[The task] Count the lines in the records that hold the string "true". Only the number should be given.

━━━━━━━━━━━━━━━━━━━━

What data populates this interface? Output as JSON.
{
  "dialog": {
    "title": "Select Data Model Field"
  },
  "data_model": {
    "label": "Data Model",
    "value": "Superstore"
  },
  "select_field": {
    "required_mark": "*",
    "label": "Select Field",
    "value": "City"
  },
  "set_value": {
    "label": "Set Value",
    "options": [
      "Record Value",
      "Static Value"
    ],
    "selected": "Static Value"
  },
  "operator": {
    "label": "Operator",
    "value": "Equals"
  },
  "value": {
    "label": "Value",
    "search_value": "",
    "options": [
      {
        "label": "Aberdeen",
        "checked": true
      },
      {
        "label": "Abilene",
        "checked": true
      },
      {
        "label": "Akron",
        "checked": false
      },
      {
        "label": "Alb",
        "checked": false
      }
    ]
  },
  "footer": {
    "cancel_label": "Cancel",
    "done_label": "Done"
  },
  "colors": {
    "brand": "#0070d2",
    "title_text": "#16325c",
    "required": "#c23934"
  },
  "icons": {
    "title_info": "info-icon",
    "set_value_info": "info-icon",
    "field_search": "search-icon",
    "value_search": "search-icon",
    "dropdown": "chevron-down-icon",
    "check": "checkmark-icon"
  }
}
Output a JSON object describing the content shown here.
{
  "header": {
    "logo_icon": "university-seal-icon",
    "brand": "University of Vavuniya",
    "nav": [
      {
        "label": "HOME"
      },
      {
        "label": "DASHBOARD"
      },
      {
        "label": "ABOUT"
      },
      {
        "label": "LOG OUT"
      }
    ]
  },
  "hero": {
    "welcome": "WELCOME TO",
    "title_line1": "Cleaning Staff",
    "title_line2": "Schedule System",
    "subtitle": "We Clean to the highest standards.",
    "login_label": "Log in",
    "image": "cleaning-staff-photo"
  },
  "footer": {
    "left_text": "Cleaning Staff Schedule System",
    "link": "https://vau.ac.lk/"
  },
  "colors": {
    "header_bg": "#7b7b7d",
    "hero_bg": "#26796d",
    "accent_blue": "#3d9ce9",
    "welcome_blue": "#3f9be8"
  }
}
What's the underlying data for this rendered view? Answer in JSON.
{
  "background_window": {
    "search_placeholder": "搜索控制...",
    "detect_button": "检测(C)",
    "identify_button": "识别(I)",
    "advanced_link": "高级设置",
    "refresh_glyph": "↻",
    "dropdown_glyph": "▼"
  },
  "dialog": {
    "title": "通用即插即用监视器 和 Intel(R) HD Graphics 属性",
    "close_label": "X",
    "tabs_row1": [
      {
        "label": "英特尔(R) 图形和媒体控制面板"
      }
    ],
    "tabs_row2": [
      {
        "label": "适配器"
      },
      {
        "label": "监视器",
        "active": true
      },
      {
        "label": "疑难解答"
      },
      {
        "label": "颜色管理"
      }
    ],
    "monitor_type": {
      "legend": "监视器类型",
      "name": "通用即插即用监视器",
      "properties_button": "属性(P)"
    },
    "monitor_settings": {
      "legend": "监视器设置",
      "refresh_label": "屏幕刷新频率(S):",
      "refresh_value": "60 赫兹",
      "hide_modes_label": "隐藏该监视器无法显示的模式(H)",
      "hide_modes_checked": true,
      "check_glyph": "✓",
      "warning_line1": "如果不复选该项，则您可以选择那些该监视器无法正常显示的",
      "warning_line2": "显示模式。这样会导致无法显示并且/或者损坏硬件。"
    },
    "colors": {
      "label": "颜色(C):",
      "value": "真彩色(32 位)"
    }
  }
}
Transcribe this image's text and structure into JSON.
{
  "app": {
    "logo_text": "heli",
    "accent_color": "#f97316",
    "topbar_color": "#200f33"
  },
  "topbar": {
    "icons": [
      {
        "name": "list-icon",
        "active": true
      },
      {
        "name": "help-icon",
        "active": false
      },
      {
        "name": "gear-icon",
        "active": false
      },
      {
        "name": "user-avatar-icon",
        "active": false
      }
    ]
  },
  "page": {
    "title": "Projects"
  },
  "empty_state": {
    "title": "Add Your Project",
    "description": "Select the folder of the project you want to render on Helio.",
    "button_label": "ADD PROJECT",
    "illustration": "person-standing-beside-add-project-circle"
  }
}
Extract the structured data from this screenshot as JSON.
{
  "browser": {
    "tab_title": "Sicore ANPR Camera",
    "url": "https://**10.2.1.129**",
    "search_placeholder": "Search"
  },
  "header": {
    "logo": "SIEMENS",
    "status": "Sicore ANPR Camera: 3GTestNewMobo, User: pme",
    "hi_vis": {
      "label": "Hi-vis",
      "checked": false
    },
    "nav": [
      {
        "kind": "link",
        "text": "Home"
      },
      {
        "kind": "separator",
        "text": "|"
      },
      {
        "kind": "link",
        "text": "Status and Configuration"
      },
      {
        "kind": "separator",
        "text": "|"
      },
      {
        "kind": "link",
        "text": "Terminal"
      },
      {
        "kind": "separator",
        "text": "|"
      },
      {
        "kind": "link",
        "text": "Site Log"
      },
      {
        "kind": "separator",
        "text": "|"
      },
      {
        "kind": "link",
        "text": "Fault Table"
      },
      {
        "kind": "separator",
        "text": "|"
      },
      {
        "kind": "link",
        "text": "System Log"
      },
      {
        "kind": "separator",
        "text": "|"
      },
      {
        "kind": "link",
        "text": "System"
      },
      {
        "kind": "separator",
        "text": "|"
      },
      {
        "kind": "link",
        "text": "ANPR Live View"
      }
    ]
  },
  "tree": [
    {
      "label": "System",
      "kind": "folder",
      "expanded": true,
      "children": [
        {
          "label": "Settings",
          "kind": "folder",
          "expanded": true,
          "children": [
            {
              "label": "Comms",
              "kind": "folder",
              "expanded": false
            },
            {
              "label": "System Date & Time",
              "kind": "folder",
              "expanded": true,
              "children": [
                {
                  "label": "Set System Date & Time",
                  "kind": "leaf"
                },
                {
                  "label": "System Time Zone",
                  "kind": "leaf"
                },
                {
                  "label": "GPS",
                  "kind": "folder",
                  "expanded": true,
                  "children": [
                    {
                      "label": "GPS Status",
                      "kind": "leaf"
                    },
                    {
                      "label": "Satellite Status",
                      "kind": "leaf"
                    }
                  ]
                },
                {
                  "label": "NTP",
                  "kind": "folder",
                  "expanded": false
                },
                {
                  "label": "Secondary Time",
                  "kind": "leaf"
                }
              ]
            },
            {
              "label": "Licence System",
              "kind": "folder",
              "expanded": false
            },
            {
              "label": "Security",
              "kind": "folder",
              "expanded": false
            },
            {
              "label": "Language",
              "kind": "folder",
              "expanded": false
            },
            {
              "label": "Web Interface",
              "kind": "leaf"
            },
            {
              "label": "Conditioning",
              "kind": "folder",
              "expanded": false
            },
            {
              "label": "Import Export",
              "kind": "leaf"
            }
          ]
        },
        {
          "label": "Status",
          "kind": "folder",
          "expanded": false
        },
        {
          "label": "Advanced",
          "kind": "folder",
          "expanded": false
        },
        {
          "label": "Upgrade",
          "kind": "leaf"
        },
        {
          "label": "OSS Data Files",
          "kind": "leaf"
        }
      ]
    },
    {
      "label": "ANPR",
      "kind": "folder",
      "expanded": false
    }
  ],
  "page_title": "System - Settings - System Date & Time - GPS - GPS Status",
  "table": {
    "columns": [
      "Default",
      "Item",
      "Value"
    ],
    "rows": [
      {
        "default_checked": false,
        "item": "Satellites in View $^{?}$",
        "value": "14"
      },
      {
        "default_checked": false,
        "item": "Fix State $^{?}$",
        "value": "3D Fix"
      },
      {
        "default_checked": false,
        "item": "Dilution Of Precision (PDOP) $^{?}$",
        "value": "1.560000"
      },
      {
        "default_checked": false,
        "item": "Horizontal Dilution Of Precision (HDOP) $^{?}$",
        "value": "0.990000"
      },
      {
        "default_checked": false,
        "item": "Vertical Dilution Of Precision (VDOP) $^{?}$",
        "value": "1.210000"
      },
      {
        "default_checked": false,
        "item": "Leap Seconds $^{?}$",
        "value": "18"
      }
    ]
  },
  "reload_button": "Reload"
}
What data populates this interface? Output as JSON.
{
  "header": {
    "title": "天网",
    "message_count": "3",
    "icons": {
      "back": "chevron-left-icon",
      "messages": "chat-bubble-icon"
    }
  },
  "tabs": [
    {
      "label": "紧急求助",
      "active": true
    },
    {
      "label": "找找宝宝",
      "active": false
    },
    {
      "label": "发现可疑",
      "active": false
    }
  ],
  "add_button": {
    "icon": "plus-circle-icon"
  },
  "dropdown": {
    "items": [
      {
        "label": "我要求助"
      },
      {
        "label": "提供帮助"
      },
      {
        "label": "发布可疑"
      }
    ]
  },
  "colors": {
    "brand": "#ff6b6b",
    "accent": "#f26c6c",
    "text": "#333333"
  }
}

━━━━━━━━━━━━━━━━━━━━

[Result] 10